━━ Records provided

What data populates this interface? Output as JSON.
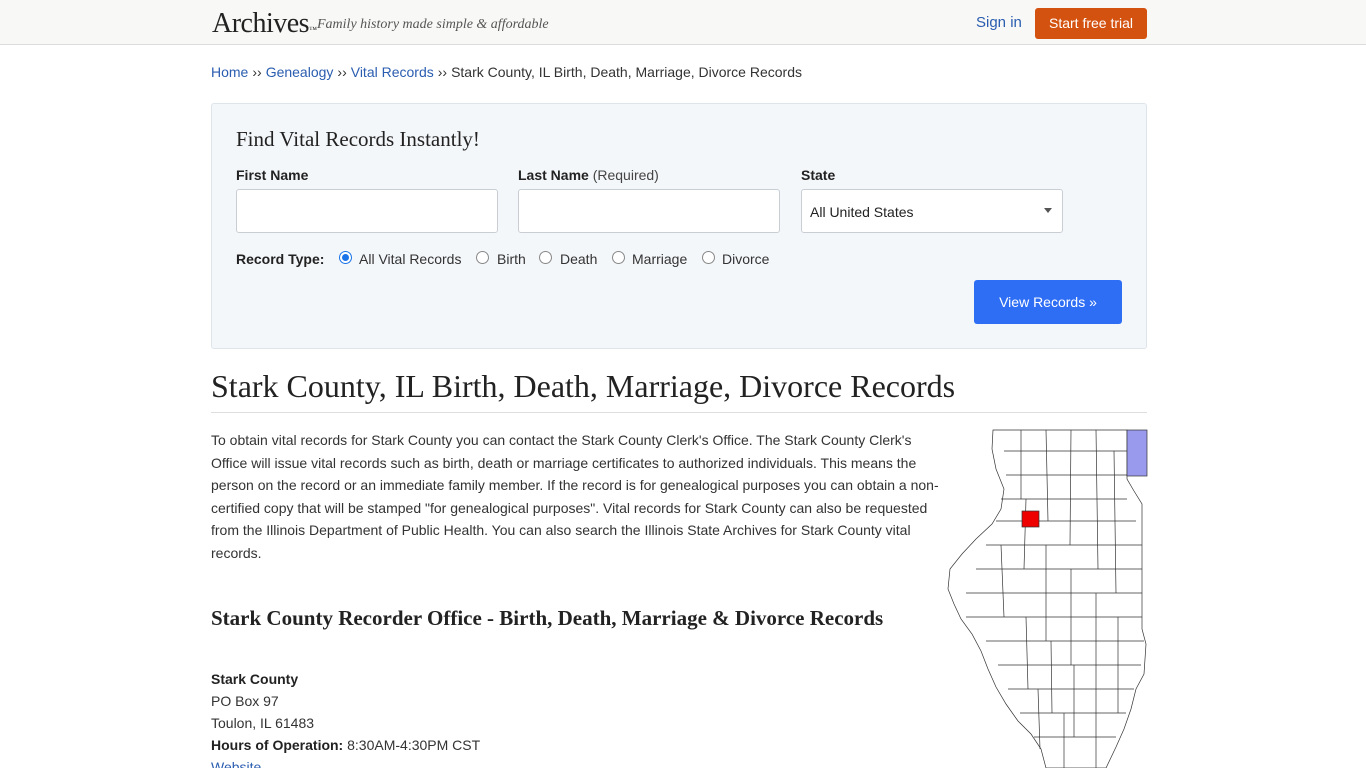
{
  "header": {
    "logo": "Archives",
    "logo_tm": "™",
    "tagline": "Family history made simple & affordable",
    "signin": "Sign in",
    "trial": "Start free trial"
  },
  "breadcrumb": {
    "items": [
      "Home",
      "Genealogy",
      "Vital Records"
    ],
    "separator": "››",
    "current": "Stark County, IL Birth, Death, Marriage, Divorce Records"
  },
  "search": {
    "title": "Find Vital Records Instantly!",
    "first_name_label": "First Name",
    "last_name_label": "Last Name",
    "last_name_required": "(Required)",
    "state_label": "State",
    "state_value": "All United States",
    "record_type_label": "Record Type:",
    "record_types": [
      "All Vital Records",
      "Birth",
      "Death",
      "Marriage",
      "Divorce"
    ],
    "selected_record_type": "All Vital Records",
    "submit": "View Records »"
  },
  "page_title": "Stark County, IL Birth, Death, Marriage, Divorce Records",
  "intro": "To obtain vital records for Stark County you can contact the Stark County Clerk's Office. The Stark County Clerk's Office will issue vital records such as birth, death or marriage certificates to authorized individuals. This means the person on the record or an immediate family member. If the record is for genealogical purposes you can obtain a non-certified copy that will be stamped \"for genealogical purposes\". Vital records for Stark County can also be requested from the Illinois Department of Public Health. You can also search the Illinois State Archives for Stark County vital records.",
  "section_title": "Stark County Recorder Office - Birth, Death, Marriage & Divorce Records",
  "office": {
    "name": "Stark County",
    "address1": "PO Box 97",
    "address2": "Toulon, IL 61483",
    "hours_label": "Hours of Operation:",
    "hours": "8:30AM-4:30PM CST",
    "website": "Website"
  },
  "colors": {
    "accent": "#2e6ef5",
    "trial": "#d4520f",
    "link": "#2a5db0",
    "highlight_county": "#ee0000",
    "lake": "#9999ee"
  }
}
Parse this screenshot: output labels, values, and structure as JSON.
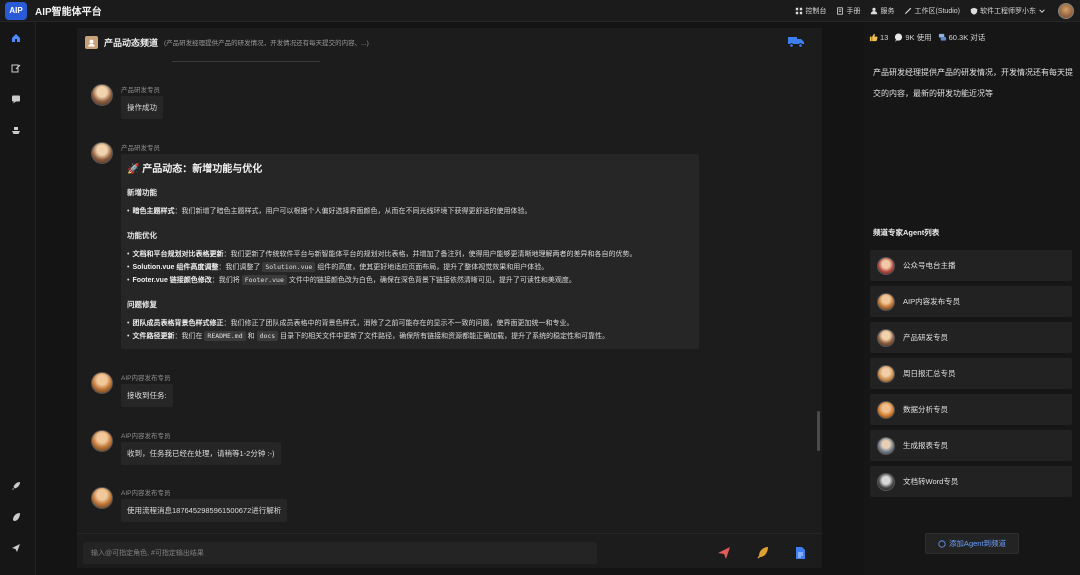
{
  "app": {
    "logo": "AIP",
    "title": "AIP智能体平台"
  },
  "topbar": {
    "actions": [
      {
        "label": "控制台",
        "icon": "console-icon"
      },
      {
        "label": "手册",
        "icon": "manual-icon"
      },
      {
        "label": "服务",
        "icon": "service-icon"
      },
      {
        "label": "工作区(Studio)",
        "icon": "studio-icon"
      },
      {
        "label": "软件工程师罗小东",
        "icon": "user-shield-icon"
      }
    ]
  },
  "channel": {
    "name": "产品动态频道",
    "description": "(产品研发经理提供产品的研发情况，开发情况还有每天提交的内容、...)"
  },
  "messages": [
    {
      "sender": "产品研发专员",
      "text": "操作成功"
    },
    {
      "sender": "产品研发专员",
      "rich": {
        "title": "🚀 产品动态：新增功能与优化",
        "sections": [
          {
            "heading": "新增功能",
            "items": [
              {
                "bold": "暗色主题样式",
                "text": "：我们新增了暗色主题样式，用户可以根据个人偏好选择界面颜色，从而在不同光线环境下获得更舒适的使用体验。"
              }
            ]
          },
          {
            "heading": "功能优化",
            "items": [
              {
                "bold": "文档和平台规划对比表格更新",
                "text": "：我们更新了传统软件平台与新智能体平台的规划对比表格，并增加了备注列，使得用户能够更清晰地理解两者的差异和各自的优势。"
              },
              {
                "bold": "Solution.vue 组件高度调整",
                "pre": "：我们调整了 ",
                "code": "Solution.vue",
                "post": " 组件的高度，使其更好地适应页面布局，提升了整体视觉效果和用户体验。"
              },
              {
                "bold": "Footer.vue 链接颜色修改",
                "pre": "：我们将 ",
                "code": "Footer.vue",
                "post": " 文件中的链接颜色改为白色，确保在深色背景下链接依然清晰可见，提升了可读性和美观度。"
              }
            ]
          },
          {
            "heading": "问题修复",
            "items": [
              {
                "bold": "团队成员表格背景色样式修正",
                "text": "：我们修正了团队成员表格中的背景色样式，消除了之前可能存在的显示不一致的问题，使界面更加统一和专业。"
              },
              {
                "bold": "文件路径更新",
                "pre": "：我们在 ",
                "code": "README.md",
                "mid": " 和 ",
                "code2": "docs",
                "post": " 目录下的相关文件中更新了文件路径，确保所有链接和资源都能正确加载，提升了系统的稳定性和可靠性。"
              }
            ]
          }
        ]
      }
    },
    {
      "sender": "AIP内容发布专员",
      "text": "接收到任务:"
    },
    {
      "sender": "AIP内容发布专员",
      "text": "收到，任务我已经在处理，请稍等1-2分钟 :-)"
    },
    {
      "sender": "AIP内容发布专员",
      "text": "使用流程消息1876452985961500672进行解析"
    }
  ],
  "input": {
    "placeholder": "输入@可指定角色, #可指定输出结果"
  },
  "stats": {
    "likes": "13",
    "usage": "9K 使用",
    "conversations": "60.3K 对话"
  },
  "right_panel": {
    "description": "产品研发经理提供产品的研发情况，开发情况还有每天提交的内容，最新的研发功能近况等",
    "list_title": "频道专家Agent列表",
    "agents": [
      {
        "name": "公众号电台主播"
      },
      {
        "name": "AIP内容发布专员"
      },
      {
        "name": "产品研发专员"
      },
      {
        "name": "周日报汇总专员"
      },
      {
        "name": "数据分析专员"
      },
      {
        "name": "生成报表专员"
      },
      {
        "name": "文档转Word专员"
      }
    ],
    "add_button": "添加Agent到频道"
  },
  "colors": {
    "accent": "#2a5bd7",
    "link": "#6aa0ff",
    "send": "#e05a5a",
    "pen": "#e0a030",
    "doc": "#3d7ef0"
  }
}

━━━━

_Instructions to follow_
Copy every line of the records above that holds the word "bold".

_Answer section_
                "bold": "暗色主题样式",
                "bold": "文档和平台规划对比表格更新",
                "bold": "Solution.vue 组件高度调整",
                "bold": "Footer.vue 链接颜色修改",
                "bold": "团队成员表格背景色样式修正",
                "bold": "文件路径更新",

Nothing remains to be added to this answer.